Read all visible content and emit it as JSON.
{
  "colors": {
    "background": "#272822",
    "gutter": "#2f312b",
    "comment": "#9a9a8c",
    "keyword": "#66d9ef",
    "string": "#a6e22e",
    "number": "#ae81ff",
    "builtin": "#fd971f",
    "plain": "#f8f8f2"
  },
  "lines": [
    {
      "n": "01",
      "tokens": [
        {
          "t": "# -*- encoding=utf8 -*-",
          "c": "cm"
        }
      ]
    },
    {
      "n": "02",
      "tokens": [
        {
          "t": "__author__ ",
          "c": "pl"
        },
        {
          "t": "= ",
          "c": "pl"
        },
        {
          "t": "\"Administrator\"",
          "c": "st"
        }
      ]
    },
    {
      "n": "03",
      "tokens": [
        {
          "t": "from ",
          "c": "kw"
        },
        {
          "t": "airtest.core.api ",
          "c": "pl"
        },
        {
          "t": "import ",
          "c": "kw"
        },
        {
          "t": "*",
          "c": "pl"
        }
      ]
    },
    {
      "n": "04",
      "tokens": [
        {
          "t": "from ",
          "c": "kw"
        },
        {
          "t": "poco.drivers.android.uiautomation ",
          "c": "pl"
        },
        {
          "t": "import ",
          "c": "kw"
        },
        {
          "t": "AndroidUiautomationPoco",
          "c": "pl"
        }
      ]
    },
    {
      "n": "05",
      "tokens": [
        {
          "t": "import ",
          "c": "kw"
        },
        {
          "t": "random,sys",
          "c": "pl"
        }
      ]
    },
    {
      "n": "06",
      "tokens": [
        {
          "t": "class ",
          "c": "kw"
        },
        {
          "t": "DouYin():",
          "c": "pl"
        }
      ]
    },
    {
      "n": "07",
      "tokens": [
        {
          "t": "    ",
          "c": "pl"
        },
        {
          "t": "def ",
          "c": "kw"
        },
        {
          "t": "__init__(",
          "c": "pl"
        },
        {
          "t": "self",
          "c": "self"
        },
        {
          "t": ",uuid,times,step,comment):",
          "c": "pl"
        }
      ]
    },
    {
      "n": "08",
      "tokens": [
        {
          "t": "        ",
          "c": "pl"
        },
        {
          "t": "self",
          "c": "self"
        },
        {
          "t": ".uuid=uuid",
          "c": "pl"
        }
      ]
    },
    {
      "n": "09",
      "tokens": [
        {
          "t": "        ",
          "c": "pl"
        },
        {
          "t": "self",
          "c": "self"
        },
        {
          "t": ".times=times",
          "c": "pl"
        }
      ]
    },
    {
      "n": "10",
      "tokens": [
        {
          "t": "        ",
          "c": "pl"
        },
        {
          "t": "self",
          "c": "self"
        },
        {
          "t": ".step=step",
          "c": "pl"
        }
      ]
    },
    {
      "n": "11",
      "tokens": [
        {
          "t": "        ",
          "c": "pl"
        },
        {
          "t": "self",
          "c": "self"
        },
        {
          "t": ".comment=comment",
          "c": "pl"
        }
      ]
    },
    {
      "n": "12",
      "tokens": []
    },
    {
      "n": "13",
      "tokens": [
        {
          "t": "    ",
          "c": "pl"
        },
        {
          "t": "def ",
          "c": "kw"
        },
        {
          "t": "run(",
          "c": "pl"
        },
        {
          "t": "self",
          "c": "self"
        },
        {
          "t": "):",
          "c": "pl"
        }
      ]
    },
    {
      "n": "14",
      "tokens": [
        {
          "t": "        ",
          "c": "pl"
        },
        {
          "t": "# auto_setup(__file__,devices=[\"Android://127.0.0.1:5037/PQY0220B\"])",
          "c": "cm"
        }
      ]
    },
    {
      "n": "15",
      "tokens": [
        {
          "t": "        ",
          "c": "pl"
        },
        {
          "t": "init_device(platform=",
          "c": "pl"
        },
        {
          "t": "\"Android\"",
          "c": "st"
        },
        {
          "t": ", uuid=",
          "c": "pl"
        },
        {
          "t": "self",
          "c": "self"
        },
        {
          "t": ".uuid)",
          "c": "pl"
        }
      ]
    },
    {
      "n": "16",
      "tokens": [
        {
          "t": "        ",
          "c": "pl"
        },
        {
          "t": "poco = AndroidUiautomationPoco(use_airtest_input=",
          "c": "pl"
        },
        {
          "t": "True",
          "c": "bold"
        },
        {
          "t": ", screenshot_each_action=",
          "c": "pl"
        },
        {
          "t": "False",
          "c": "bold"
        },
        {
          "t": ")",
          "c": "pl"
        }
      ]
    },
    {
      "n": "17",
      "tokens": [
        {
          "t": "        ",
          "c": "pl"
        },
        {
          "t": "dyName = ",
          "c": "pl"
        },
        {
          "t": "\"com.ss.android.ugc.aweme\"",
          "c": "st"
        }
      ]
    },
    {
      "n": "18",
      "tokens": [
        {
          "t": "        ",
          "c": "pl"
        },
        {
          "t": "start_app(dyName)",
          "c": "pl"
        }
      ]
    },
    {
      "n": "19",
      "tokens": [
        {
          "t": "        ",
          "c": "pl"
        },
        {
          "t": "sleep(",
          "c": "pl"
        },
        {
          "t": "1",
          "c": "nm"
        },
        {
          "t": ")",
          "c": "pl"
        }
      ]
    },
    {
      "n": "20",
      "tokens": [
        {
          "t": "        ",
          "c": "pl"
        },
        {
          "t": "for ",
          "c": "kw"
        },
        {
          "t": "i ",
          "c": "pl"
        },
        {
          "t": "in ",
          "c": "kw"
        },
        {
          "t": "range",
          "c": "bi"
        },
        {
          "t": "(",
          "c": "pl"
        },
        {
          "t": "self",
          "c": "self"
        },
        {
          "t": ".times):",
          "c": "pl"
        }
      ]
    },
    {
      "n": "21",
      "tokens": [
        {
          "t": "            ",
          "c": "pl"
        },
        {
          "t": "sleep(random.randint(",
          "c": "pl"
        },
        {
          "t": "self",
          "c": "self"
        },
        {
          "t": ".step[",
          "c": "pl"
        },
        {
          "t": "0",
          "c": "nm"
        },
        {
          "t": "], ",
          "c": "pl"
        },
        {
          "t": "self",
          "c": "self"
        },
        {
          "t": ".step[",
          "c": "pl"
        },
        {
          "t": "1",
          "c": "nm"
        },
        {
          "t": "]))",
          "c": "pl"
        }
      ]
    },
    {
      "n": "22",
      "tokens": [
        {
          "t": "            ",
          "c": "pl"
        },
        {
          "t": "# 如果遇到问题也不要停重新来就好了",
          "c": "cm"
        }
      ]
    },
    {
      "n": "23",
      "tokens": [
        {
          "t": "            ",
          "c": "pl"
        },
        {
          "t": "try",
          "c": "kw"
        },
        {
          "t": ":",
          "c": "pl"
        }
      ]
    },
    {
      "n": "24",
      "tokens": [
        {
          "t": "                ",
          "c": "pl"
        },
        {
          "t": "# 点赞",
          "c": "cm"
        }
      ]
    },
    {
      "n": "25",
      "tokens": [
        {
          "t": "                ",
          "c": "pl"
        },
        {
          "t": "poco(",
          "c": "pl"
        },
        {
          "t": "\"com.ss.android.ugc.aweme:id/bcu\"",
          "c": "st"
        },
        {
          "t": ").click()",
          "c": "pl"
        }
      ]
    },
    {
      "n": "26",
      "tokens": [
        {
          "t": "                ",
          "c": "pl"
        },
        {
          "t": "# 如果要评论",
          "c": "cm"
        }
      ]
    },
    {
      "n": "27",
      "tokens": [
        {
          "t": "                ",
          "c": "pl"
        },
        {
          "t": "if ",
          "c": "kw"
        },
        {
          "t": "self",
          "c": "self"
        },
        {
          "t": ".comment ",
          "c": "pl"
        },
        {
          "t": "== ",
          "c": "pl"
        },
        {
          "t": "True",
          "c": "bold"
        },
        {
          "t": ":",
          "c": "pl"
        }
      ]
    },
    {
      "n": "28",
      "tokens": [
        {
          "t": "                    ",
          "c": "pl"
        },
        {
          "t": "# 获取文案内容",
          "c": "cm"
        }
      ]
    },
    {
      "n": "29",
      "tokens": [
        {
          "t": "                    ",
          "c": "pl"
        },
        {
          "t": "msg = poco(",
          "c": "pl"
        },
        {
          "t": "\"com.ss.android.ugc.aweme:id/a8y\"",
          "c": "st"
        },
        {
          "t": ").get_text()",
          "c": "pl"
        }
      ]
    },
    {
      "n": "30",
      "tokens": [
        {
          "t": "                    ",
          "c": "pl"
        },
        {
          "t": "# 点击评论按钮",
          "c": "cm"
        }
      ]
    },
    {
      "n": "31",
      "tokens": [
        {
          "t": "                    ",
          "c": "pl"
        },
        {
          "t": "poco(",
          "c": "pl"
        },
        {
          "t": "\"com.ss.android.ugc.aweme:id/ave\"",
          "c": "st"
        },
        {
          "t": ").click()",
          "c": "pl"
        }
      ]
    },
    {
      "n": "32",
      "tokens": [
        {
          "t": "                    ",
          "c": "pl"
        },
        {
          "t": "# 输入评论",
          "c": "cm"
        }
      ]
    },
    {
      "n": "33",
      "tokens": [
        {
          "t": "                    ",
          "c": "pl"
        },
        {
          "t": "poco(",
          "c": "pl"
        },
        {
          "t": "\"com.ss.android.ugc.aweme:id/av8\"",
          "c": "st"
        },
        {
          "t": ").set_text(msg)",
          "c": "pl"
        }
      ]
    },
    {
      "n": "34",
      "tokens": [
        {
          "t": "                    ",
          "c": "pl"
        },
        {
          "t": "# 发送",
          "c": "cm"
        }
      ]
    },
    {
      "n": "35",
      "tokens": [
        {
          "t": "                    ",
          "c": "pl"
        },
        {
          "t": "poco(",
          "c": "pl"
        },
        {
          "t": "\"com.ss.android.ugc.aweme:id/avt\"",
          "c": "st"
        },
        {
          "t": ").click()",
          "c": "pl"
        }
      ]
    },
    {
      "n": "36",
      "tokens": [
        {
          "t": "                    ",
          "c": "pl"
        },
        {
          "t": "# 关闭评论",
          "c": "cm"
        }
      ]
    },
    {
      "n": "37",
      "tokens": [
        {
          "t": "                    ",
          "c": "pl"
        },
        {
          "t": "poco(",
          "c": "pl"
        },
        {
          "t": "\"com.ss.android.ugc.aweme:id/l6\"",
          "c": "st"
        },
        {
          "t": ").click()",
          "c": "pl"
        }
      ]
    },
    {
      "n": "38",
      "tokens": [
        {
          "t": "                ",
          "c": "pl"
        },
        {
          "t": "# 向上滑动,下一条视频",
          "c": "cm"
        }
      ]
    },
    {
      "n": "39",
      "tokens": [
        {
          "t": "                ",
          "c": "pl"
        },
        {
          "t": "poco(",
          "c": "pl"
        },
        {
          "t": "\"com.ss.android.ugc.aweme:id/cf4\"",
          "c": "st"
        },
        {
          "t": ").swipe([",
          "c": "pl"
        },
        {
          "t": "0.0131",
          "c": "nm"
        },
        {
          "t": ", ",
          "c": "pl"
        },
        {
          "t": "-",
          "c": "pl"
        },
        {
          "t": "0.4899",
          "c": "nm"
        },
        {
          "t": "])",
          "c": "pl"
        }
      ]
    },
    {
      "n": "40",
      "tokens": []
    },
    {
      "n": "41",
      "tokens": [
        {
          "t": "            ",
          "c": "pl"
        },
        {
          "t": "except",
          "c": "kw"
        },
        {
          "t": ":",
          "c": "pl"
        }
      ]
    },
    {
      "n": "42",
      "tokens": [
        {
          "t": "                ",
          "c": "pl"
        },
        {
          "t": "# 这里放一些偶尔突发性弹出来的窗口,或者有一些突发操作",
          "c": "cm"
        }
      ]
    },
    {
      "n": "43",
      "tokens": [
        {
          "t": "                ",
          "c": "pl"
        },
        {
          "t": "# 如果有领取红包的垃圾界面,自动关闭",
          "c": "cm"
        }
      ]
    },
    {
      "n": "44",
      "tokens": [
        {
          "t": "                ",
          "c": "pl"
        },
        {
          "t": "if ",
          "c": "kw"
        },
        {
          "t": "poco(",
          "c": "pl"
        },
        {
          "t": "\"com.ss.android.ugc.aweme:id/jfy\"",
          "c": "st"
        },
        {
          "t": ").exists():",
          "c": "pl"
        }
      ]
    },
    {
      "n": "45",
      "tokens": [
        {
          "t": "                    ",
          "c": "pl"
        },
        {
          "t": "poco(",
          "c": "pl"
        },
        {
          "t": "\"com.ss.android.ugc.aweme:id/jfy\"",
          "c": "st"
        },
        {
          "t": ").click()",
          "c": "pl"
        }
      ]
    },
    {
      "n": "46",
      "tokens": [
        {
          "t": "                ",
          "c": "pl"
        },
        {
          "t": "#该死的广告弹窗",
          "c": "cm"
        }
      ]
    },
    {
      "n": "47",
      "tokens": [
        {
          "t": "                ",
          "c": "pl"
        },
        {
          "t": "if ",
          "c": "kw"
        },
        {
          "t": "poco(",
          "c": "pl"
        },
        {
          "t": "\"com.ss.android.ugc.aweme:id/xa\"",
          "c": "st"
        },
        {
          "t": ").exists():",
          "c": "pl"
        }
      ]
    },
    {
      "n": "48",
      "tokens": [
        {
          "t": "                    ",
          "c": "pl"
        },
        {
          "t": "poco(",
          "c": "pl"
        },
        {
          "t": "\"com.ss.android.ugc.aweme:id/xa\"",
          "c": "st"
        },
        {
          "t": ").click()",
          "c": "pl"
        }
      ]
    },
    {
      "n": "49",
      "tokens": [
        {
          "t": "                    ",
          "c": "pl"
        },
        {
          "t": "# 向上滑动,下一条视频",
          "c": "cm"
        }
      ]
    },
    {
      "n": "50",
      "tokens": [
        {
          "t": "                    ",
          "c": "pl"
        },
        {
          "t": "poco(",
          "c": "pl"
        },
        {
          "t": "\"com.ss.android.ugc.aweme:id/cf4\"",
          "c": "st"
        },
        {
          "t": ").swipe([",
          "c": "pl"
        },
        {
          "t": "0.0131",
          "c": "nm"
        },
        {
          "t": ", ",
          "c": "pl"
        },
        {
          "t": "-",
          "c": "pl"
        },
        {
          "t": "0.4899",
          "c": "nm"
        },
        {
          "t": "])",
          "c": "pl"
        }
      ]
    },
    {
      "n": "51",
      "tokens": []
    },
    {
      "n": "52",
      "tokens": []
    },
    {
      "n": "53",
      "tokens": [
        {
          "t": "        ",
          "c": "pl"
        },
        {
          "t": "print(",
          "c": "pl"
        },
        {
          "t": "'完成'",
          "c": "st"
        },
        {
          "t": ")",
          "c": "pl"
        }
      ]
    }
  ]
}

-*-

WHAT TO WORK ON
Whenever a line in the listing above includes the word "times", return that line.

SOLVED EXERCISE
          "t": ",uuid,times,step,comment):",
          "t": ".times=times",
          "t": ".times):",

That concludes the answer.